RECORDS SHOWN Start Marker

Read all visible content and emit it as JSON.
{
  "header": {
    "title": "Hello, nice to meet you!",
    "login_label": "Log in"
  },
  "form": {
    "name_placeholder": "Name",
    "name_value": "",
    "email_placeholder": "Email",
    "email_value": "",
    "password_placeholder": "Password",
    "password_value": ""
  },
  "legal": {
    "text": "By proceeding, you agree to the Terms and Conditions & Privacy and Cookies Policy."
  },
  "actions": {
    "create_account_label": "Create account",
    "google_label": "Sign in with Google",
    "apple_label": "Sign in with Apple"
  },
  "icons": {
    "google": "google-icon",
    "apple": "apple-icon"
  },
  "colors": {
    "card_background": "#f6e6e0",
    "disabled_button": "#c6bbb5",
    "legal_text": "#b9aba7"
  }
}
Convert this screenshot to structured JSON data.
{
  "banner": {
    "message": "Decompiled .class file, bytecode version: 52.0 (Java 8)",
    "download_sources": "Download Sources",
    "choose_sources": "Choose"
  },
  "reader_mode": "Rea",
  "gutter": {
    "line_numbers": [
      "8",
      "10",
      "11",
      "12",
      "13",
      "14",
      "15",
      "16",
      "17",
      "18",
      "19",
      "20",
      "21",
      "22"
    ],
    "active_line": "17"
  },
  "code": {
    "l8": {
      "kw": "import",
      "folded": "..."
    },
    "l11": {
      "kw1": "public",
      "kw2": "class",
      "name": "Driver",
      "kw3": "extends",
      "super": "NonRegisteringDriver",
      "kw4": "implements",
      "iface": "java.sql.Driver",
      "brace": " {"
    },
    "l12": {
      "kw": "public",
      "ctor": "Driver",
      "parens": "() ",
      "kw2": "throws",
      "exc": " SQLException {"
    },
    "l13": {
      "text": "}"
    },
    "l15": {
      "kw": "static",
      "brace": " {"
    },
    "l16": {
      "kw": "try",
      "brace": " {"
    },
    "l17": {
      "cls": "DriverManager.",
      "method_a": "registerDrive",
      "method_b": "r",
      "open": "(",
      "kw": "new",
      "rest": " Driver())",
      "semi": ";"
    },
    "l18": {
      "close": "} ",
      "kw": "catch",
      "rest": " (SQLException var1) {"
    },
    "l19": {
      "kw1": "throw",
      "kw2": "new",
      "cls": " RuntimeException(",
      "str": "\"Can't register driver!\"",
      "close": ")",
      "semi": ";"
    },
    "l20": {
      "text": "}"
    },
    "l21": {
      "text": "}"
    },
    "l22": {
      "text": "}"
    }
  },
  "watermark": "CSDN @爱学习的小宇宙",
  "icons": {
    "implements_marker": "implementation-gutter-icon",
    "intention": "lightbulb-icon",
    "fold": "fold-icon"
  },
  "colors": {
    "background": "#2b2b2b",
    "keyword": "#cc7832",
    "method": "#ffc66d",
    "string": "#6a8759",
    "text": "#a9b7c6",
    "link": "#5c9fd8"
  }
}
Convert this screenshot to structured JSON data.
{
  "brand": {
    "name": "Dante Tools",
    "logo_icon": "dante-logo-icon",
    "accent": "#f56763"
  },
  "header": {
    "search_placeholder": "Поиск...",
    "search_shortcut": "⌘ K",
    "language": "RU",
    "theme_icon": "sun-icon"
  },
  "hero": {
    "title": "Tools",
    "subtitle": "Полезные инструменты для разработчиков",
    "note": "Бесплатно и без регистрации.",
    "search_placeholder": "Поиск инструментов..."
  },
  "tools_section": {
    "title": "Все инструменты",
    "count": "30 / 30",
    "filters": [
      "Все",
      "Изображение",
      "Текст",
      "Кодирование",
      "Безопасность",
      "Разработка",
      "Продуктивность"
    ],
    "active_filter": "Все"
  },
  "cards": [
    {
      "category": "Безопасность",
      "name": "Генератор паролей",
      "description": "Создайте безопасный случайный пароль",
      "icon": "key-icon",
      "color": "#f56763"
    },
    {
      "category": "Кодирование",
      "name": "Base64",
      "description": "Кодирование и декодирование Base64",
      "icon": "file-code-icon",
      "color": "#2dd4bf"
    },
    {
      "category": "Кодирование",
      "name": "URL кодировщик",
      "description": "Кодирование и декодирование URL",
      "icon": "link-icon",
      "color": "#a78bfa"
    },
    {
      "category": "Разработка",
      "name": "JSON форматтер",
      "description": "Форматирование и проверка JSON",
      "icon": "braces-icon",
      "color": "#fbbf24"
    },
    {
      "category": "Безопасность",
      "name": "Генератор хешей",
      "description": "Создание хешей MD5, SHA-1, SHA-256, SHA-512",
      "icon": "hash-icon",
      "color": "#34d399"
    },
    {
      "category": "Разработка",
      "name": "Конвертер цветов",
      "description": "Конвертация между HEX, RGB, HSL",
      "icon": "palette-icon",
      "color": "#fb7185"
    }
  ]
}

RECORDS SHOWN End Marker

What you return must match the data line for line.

WORKED SOLUTION |
Read all visible content and emit it as JSON.
{
  "header": {
    "title": "Hello, nice to meet you!",
    "login_label": "Log in"
  },
  "form": {
    "name_placeholder": "Name",
    "name_value": "",
    "email_placeholder": "Email",
    "email_value": "",
    "password_placeholder": "Password",
    "password_value": ""
  },
  "legal": {
    "text": "By proceeding, you agree to the Terms and Conditions & Privacy and Cookies Policy."
  },
  "actions": {
    "create_account_label": "Create account",
    "google_label": "Sign in with Google",
    "apple_label": "Sign in with Apple"
  },
  "icons": {
    "google": "google-icon",
    "apple": "apple-icon"
  },
  "colors": {
    "card_background": "#f6e6e0",
    "disabled_button": "#c6bbb5",
    "legal_text": "#b9aba7"
  }
}
Convert this screenshot to structured JSON data.
{
  "banner": {
    "message": "Decompiled .class file, bytecode version: 52.0 (Java 8)",
    "download_sources": "Download Sources",
    "choose_sources": "Choose"
  },
  "reader_mode": "Rea",
  "gutter": {
    "line_numbers": [
      "8",
      "10",
      "11",
      "12",
      "13",
      "14",
      "15",
      "16",
      "17",
      "18",
      "19",
      "20",
      "21",
      "22"
    ],
    "active_line": "17"
  },
  "code": {
    "l8": {
      "kw": "import",
      "folded": "..."
    },
    "l11": {
      "kw1": "public",
      "kw2": "class",
      "name": "Driver",
      "kw3": "extends",
      "super": "NonRegisteringDriver",
      "kw4": "implements",
      "iface": "java.sql.Driver",
      "brace": " {"
    },
    "l12": {
      "kw": "public",
      "ctor": "Driver",
      "parens": "() ",
      "kw2": "throws",
      "exc": " SQLException {"
    },
    "l13": {
      "text": "}"
    },
    "l15": {
      "kw": "static",
      "brace": " {"
    },
    "l16": {
      "kw": "try",
      "brace": " {"
    },
    "l17": {
      "cls": "DriverManager.",
      "method_a": "registerDrive",
      "method_b": "r",
      "open": "(",
      "kw": "new",
      "rest": " Driver())",
      "semi": ";"
    },
    "l18": {
      "close": "} ",
      "kw": "catch",
      "rest": " (SQLException var1) {"
    },
    "l19": {
      "kw1": "throw",
      "kw2": "new",
      "cls": " RuntimeException(",
      "str": "\"Can't register driver!\"",
      "close": ")",
      "semi": ";"
    },
    "l20": {
      "text": "}"
    },
    "l21": {
      "text": "}"
    },
    "l22": {
      "text": "}"
    }
  },
  "watermark": "CSDN @爱学习的小宇宙",
  "icons": {
    "implements_marker": "implementation-gutter-icon",
    "intention": "lightbulb-icon",
    "fold": "fold-icon"
  },
  "colors": {
    "background": "#2b2b2b",
    "keyword": "#cc7832",
    "method": "#ffc66d",
    "string": "#6a8759",
    "text": "#a9b7c6",
    "link": "#5c9fd8"
  }
}
Convert this screenshot to structured JSON data.
{
  "brand": {
    "name": "Dante Tools",
    "logo_icon": "dante-logo-icon",
    "accent": "#f56763"
  },
  "header": {
    "search_placeholder": "Поиск...",
    "search_shortcut": "⌘ K",
    "language": "RU",
    "theme_icon": "sun-icon"
  },
  "hero": {
    "title": "Tools",
    "subtitle": "Полезные инструменты для разработчиков",
    "note": "Бесплатно и без регистрации.",
    "search_placeholder": "Поиск инструментов..."
  },
  "tools_section": {
    "title": "Все инструменты",
    "count": "30 / 30",
    "filters": [
      "Все",
      "Изображение",
      "Текст",
      "Кодирование",
      "Безопасность",
      "Разработка",
      "Продуктивность"
    ],
    "active_filter": "Все"
  },
  "cards": [
    {
      "category": "Безопасность",
      "name": "Генератор паролей",
      "description": "Создайте безопасный случайный пароль",
      "icon": "key-icon",
      "color": "#f56763"
    },
    {
      "category": "Кодирование",
      "name": "Base64",
      "description": "Кодирование и декодирование Base64",
      "icon": "file-code-icon",
      "color": "#2dd4bf"
    },
    {
      "category": "Кодирование",
      "name": "URL кодировщик",
      "description": "Кодирование и декодирование URL",
      "icon": "link-icon",
      "color": "#a78bfa"
    },
    {
      "category": "Разработка",
      "name": "JSON форматтер",
      "description": "Форматирование и проверка JSON",
      "icon": "braces-icon",
      "color": "#fbbf24"
    },
    {
      "category": "Безопасность",
      "name": "Генератор хешей",
      "description": "Создание хешей MD5, SHA-1, SHA-256, SHA-512",
      "icon": "hash-icon",
      "color": "#34d399"
    },
    {
      "category": "Разработка",
      "name": "Конвертер цветов",
      "description": "Конвертация между HEX, RGB, HSL",
      "icon": "palette-icon",
      "color": "#fb7185"
    }
  ]
}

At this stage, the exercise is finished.